What makes registration as a professional chef with the Australian Institute of TechnicalChefs unique?

Registration is the highest national industry accreditation and status that can be acquired as a chef in Australia. AITC membership identifies: Certification – Experience and Professional Conduct.

A genuine professional chef requires two levels of skills: HARD SKILLS AND SOFT SKILLS.

These soft skills are a vital companion to hard skills as a professional.

A professional chef requires both legitimate hard and soft skills. As does a registered TechnicalChef. 

A TechnicalChef (TCHEF) is the culinary equivalent to a “chartered” chef (akin to a chartered accountant versus an accountant).

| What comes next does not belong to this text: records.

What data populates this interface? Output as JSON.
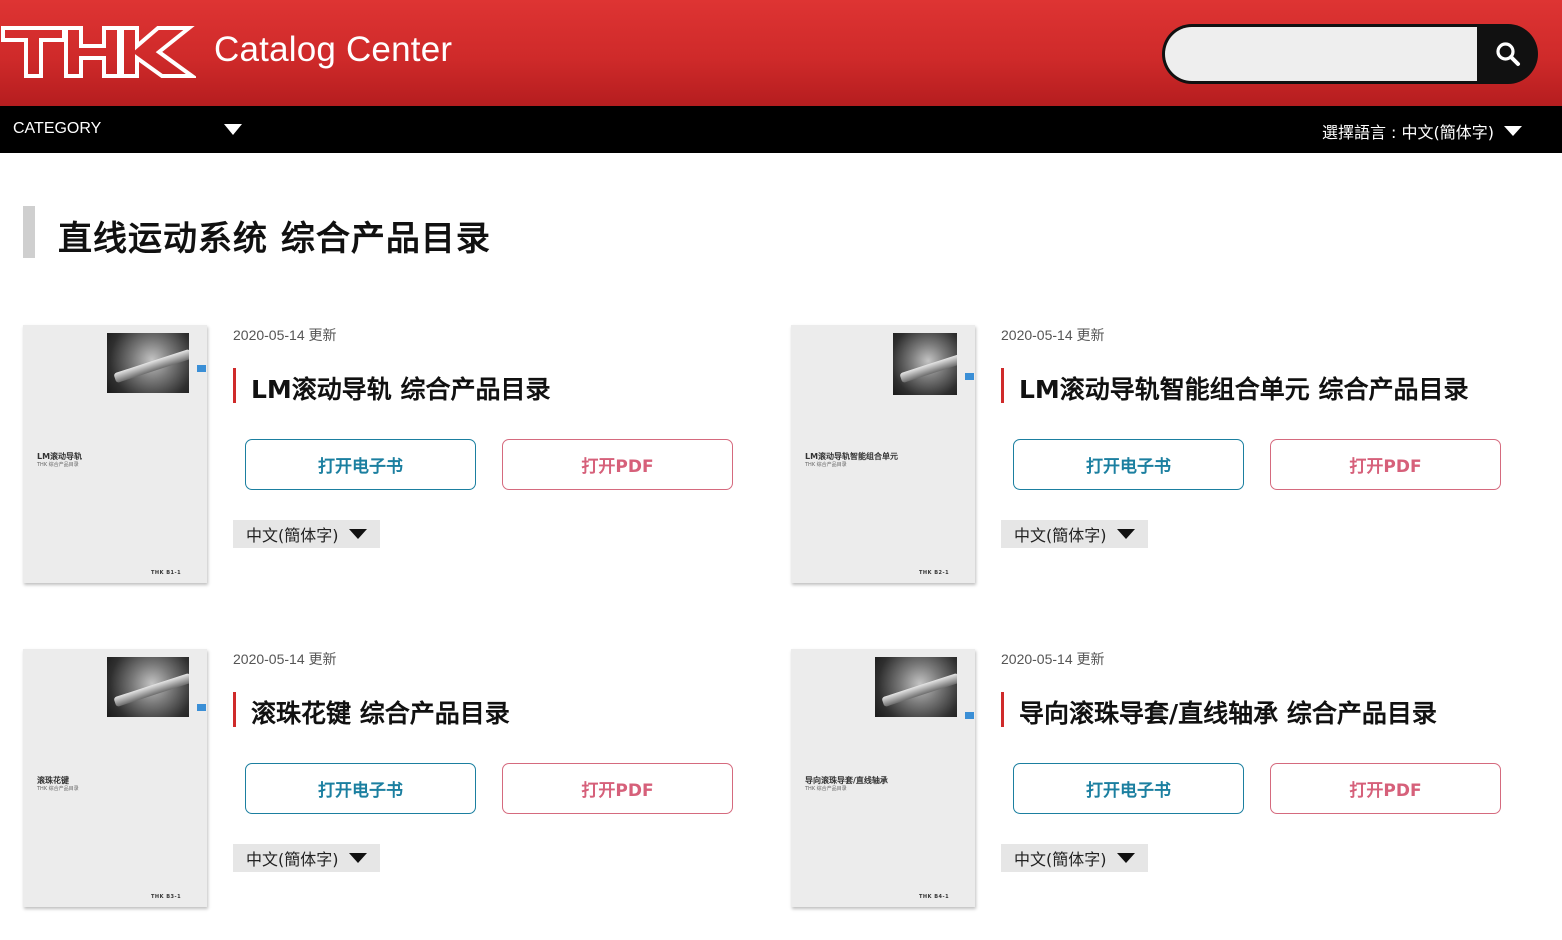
{
  "header": {
    "logo_text": "THK",
    "app_title": "Catalog Center",
    "search": {
      "value": "",
      "placeholder": ""
    },
    "search_icon": "search-icon"
  },
  "nav": {
    "category_label": "CATEGORY",
    "language_label": "選擇語言 : 中文(簡体字)"
  },
  "page": {
    "title": "直线运动系统 综合产品目录"
  },
  "catalogs": [
    {
      "date": "2020-05-14 更新",
      "title": "LM滚动导轨 综合产品目录",
      "ebook_label": "打开电子书",
      "pdf_label": "打开PDF",
      "language": "中文(簡体字)",
      "cover": {
        "title": "LM滚动导轨",
        "subtitle": "THK 综合产品目录",
        "footer": "THK  B1-1"
      }
    },
    {
      "date": "2020-05-14 更新",
      "title": "LM滚动导轨智能组合单元 综合产品目录",
      "ebook_label": "打开电子书",
      "pdf_label": "打开PDF",
      "language": "中文(簡体字)",
      "cover": {
        "title": "LM滚动导轨智能组合单元",
        "subtitle": "THK 综合产品目录",
        "footer": "THK  B2-1"
      }
    },
    {
      "date": "2020-05-14 更新",
      "title": "滚珠花键 综合产品目录",
      "ebook_label": "打开电子书",
      "pdf_label": "打开PDF",
      "language": "中文(簡体字)",
      "cover": {
        "title": "滚珠花键",
        "subtitle": "THK 综合产品目录",
        "footer": "THK  B3-1"
      }
    },
    {
      "date": "2020-05-14 更新",
      "title": "导向滚珠导套/直线轴承 综合产品目录",
      "ebook_label": "打开电子书",
      "pdf_label": "打开PDF",
      "language": "中文(簡体字)",
      "cover": {
        "title": "导向滚珠导套/直线轴承",
        "subtitle": "THK 综合产品目录",
        "footer": "THK  B4-1"
      }
    }
  ],
  "colors": {
    "header_red": "#d62f2f",
    "nav_black": "#000000",
    "ebook_blue": "#1b7fa0",
    "pdf_pink": "#d6607a",
    "title_accent": "#cf2a2a"
  }
}
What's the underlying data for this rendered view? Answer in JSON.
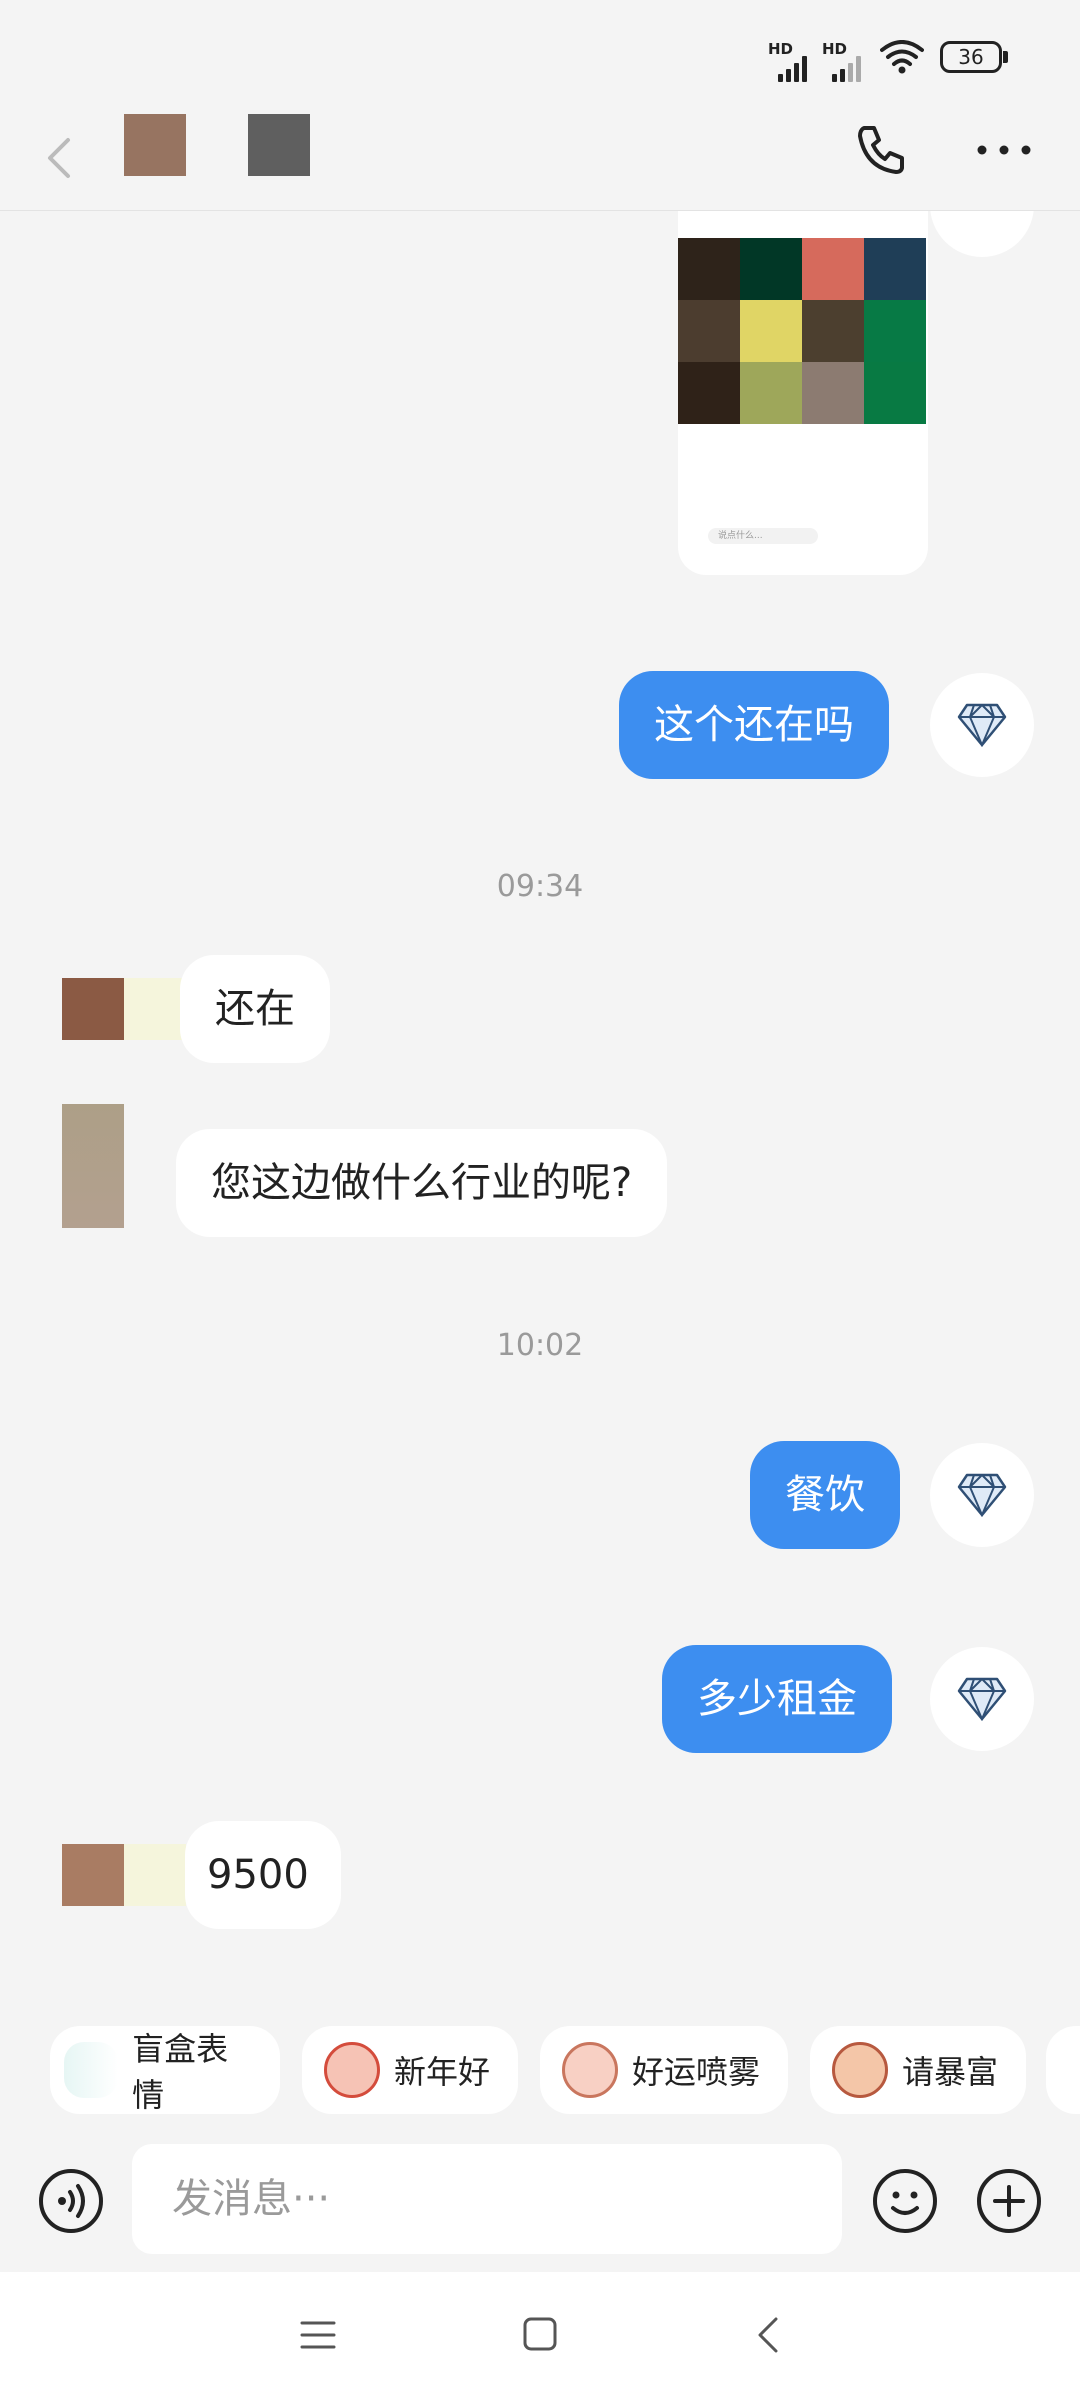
{
  "status_bar": {
    "network_1": "HD",
    "network_2": "HD",
    "battery": "36"
  },
  "header": {
    "back_icon": "chevron-left-icon",
    "phone_icon": "phone-icon",
    "more_icon": "more-horizontal-icon"
  },
  "messages": [
    {
      "type": "image",
      "side": "out"
    },
    {
      "type": "text",
      "side": "out",
      "text": "这个还在吗"
    },
    {
      "type": "timestamp",
      "text": "09:34"
    },
    {
      "type": "text",
      "side": "in",
      "text": "还在"
    },
    {
      "type": "text",
      "side": "in",
      "text": "您这边做什么行业的呢?"
    },
    {
      "type": "timestamp",
      "text": "10:02"
    },
    {
      "type": "text",
      "side": "out",
      "text": "餐饮"
    },
    {
      "type": "text",
      "side": "out",
      "text": "多少租金"
    },
    {
      "type": "text",
      "side": "in",
      "text": "9500"
    }
  ],
  "shared_image": {
    "search_text": "说点什么..."
  },
  "quick_stickers": [
    {
      "label": "盲盒表情"
    },
    {
      "label": "新年好"
    },
    {
      "label": "好运喷雾"
    },
    {
      "label": "请暴富"
    }
  ],
  "composer": {
    "placeholder": "发消息···",
    "voice_icon": "voice-icon",
    "emoji_icon": "emoji-icon",
    "plus_icon": "plus-icon"
  },
  "colors": {
    "accent": "#3d8ef0",
    "background": "#f4f4f4"
  }
}
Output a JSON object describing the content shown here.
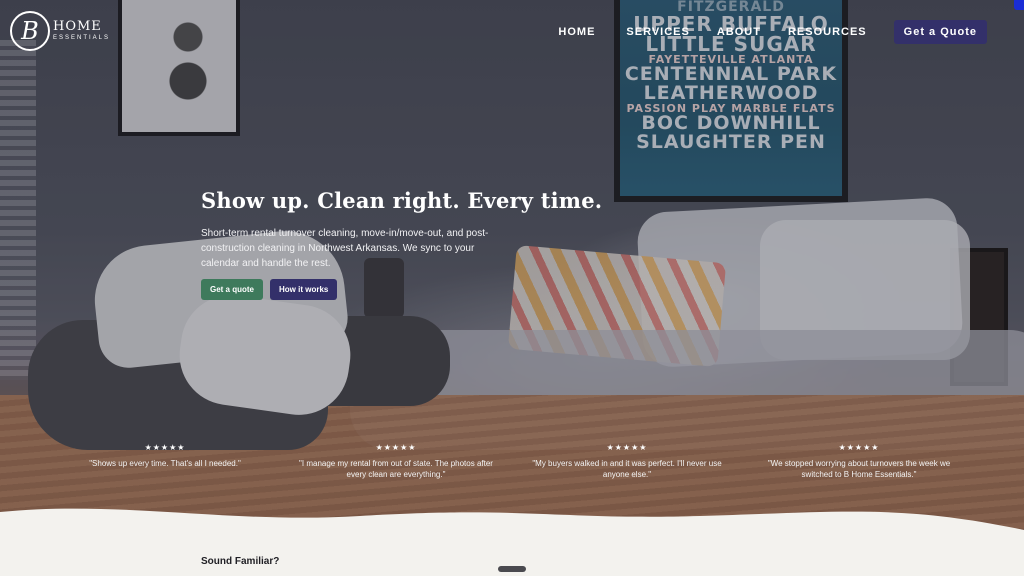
{
  "logo": {
    "letter": "B",
    "main": "HOME",
    "sub": "ESSENTIALS"
  },
  "nav": {
    "items": [
      "HOME",
      "SERVICES",
      "ABOUT",
      "RESOURCES"
    ],
    "quote_button": "Get a Quote"
  },
  "hero": {
    "title": "Show up. Clean right. Every time.",
    "subtitle": "Short-term rental turnover cleaning, move-in/move-out, and post-construction cleaning in Northwest Arkansas. We sync to your calendar and handle the rest.",
    "primary_button": "Get a quote",
    "secondary_button": "How it works"
  },
  "poster": {
    "lines": [
      "FITZGERALD",
      "UPPER BUFFALO",
      "LITTLE SUGAR",
      "FAYETTEVILLE ATLANTA",
      "CENTENNIAL PARK",
      "LEATHERWOOD",
      "PASSION PLAY MARBLE FLATS",
      "BOC DOWNHILL",
      "SLAUGHTER PEN"
    ]
  },
  "testimonials": [
    {
      "stars": "★★★★★",
      "quote": "\"Shows up every time. That's all I needed.\""
    },
    {
      "stars": "★★★★★",
      "quote": "\"I manage my rental from out of state. The photos after every clean are everything.\""
    },
    {
      "stars": "★★★★★",
      "quote": "\"My buyers walked in and it was perfect. I'll never use anyone else.\""
    },
    {
      "stars": "★★★★★",
      "quote": "\"We stopped worrying about turnovers the week we switched to B Home Essentials.\""
    }
  ],
  "section": {
    "heading": "Sound Familiar?"
  },
  "colors": {
    "accent_purple": "#33306a",
    "accent_green": "#3e7a5c",
    "wave": "#f3f2ee"
  }
}
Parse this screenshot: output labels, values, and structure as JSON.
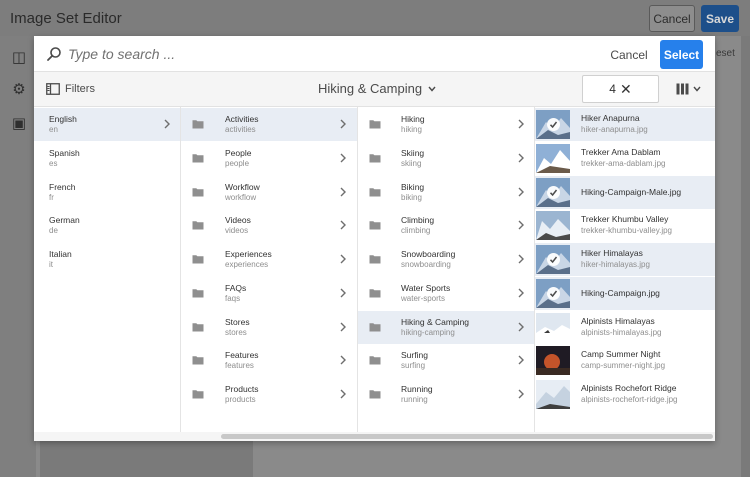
{
  "editor": {
    "title": "Image Set Editor",
    "cancel_label": "Cancel",
    "save_label": "Save",
    "reset_label": "eset"
  },
  "dialog": {
    "search_placeholder": "Type to search ...",
    "cancel_label": "Cancel",
    "select_label": "Select",
    "filters_label": "Filters",
    "breadcrumb": "Hiking & Camping",
    "selection_count": "4"
  },
  "columns": {
    "languages": [
      {
        "title": "English",
        "sub": "en",
        "selected": true,
        "has_children": true
      },
      {
        "title": "Spanish",
        "sub": "es"
      },
      {
        "title": "French",
        "sub": "fr"
      },
      {
        "title": "German",
        "sub": "de"
      },
      {
        "title": "Italian",
        "sub": "it"
      }
    ],
    "sections": [
      {
        "title": "Activities",
        "sub": "activities",
        "selected": true
      },
      {
        "title": "People",
        "sub": "people"
      },
      {
        "title": "Workflow",
        "sub": "workflow"
      },
      {
        "title": "Videos",
        "sub": "videos"
      },
      {
        "title": "Experiences",
        "sub": "experiences"
      },
      {
        "title": "FAQs",
        "sub": "faqs"
      },
      {
        "title": "Stores",
        "sub": "stores"
      },
      {
        "title": "Features",
        "sub": "features"
      },
      {
        "title": "Products",
        "sub": "products"
      }
    ],
    "activities": [
      {
        "title": "Hiking",
        "sub": "hiking"
      },
      {
        "title": "Skiing",
        "sub": "skiing"
      },
      {
        "title": "Biking",
        "sub": "biking"
      },
      {
        "title": "Climbing",
        "sub": "climbing"
      },
      {
        "title": "Snowboarding",
        "sub": "snowboarding"
      },
      {
        "title": "Water Sports",
        "sub": "water-sports"
      },
      {
        "title": "Hiking & Camping",
        "sub": "hiking-camping",
        "selected": true
      },
      {
        "title": "Surfing",
        "sub": "surfing"
      },
      {
        "title": "Running",
        "sub": "running"
      }
    ],
    "assets": [
      {
        "title": "Hiker Anapurna",
        "sub": "hiker-anapurna.jpg",
        "checked": true,
        "thumb": "mountain-blue"
      },
      {
        "title": "Trekker Ama Dablam",
        "sub": "trekker-ama-dablam.jpg",
        "checked": false,
        "thumb": "mountain-snow"
      },
      {
        "title": "Hiking-Campaign-Male.jpg",
        "sub": "",
        "checked": true,
        "thumb": "mountain-blue"
      },
      {
        "title": "Trekker Khumbu Valley",
        "sub": "trekker-khumbu-valley.jpg",
        "checked": false,
        "thumb": "valley"
      },
      {
        "title": "Hiker Himalayas",
        "sub": "hiker-himalayas.jpg",
        "checked": true,
        "thumb": "mountain-blue"
      },
      {
        "title": "Hiking-Campaign.jpg",
        "sub": "",
        "checked": true,
        "thumb": "mountain-blue"
      },
      {
        "title": "Alpinists Himalayas",
        "sub": "alpinists-himalayas.jpg",
        "checked": false,
        "thumb": "snow-ridge"
      },
      {
        "title": "Camp Summer Night",
        "sub": "camp-summer-night.jpg",
        "checked": false,
        "thumb": "night"
      },
      {
        "title": "Alpinists Rochefort Ridge",
        "sub": "alpinists-rochefort-ridge.jpg",
        "checked": false,
        "thumb": "ridge"
      }
    ]
  },
  "colors": {
    "accent": "#2680eb",
    "selected_row": "#e8edf4"
  }
}
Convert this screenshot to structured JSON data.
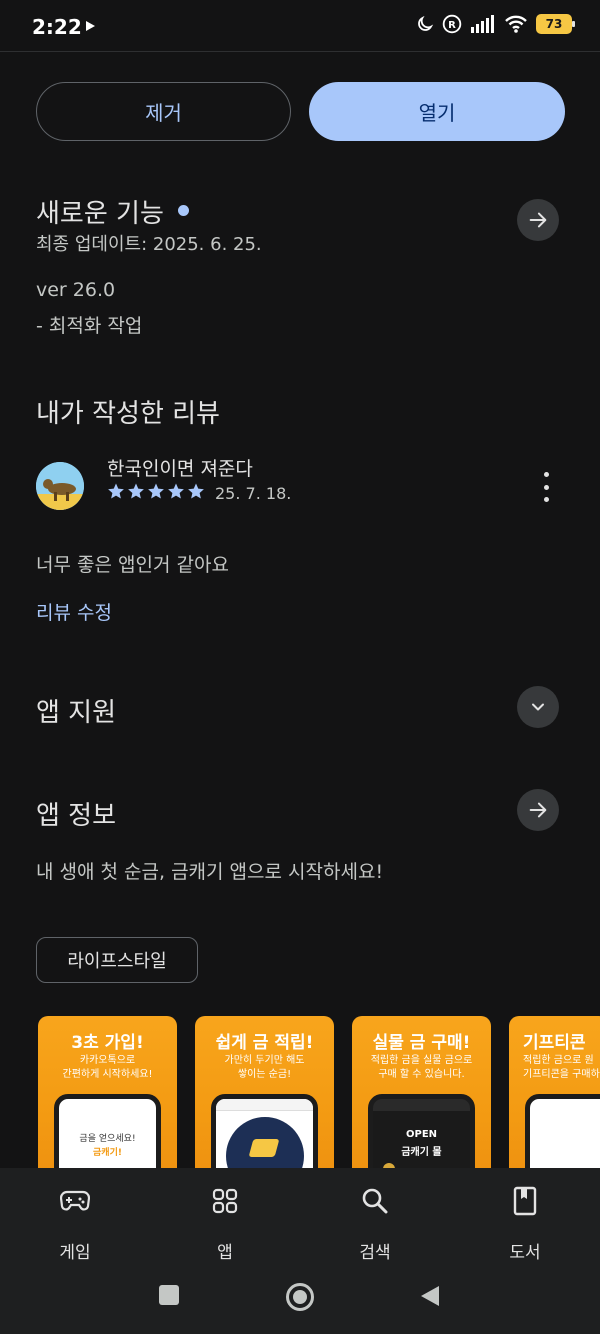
{
  "status_bar": {
    "time": "2:22",
    "battery": "73"
  },
  "actions": {
    "remove_label": "제거",
    "open_label": "열기"
  },
  "whats_new": {
    "title": "새로운 기능",
    "updated": "최종 업데이트: 2025. 6. 25.",
    "version": "ver 26.0",
    "note": "- 최적화 작업"
  },
  "my_review": {
    "title": "내가 작성한 리뷰",
    "author": "한국인이면 져준다",
    "rating": 5,
    "date": "25. 7. 18.",
    "text": "너무 좋은 앱인거 같아요",
    "edit_label": "리뷰 수정"
  },
  "app_support": {
    "title": "앱 지원"
  },
  "app_info": {
    "title": "앱 정보",
    "description": "내 생애 첫 순금, 금캐기 앱으로 시작하세요!",
    "category": "라이프스타일"
  },
  "screenshots": [
    {
      "title": "3초 가입!",
      "subtitle": "카카오톡으로\n간편하게 시작하세요!",
      "screen_text": "금을 얻으세요!",
      "screen_text2": "금캐기!"
    },
    {
      "title": "쉽게 금 적립!",
      "subtitle": "가만히 두기만 해도\n쌓이는 순금!"
    },
    {
      "title": "실물 금 구매!",
      "subtitle": "적립한 금을 실물 금으로\n구매 할 수 있습니다.",
      "screen_text": "OPEN",
      "screen_text2": "금캐기 몰"
    },
    {
      "title": "기프티콘",
      "subtitle": "적립한 금으로 원\n기프티콘을 구매하"
    }
  ],
  "bottom_nav": [
    {
      "label": "게임",
      "icon": "gamepad-icon"
    },
    {
      "label": "앱",
      "icon": "apps-grid-icon"
    },
    {
      "label": "검색",
      "icon": "search-icon"
    },
    {
      "label": "도서",
      "icon": "book-icon"
    }
  ],
  "colors": {
    "accent": "#a8c7fa",
    "background": "#131314",
    "banner_orange": "#f8a51c"
  }
}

For over 40 years chefs have ‘dreamed’ that one day (Cooks and Chefs) will be all aligned to a single accreditation. TechnicalChef is implementing a national system that fulfils this ‘dream’.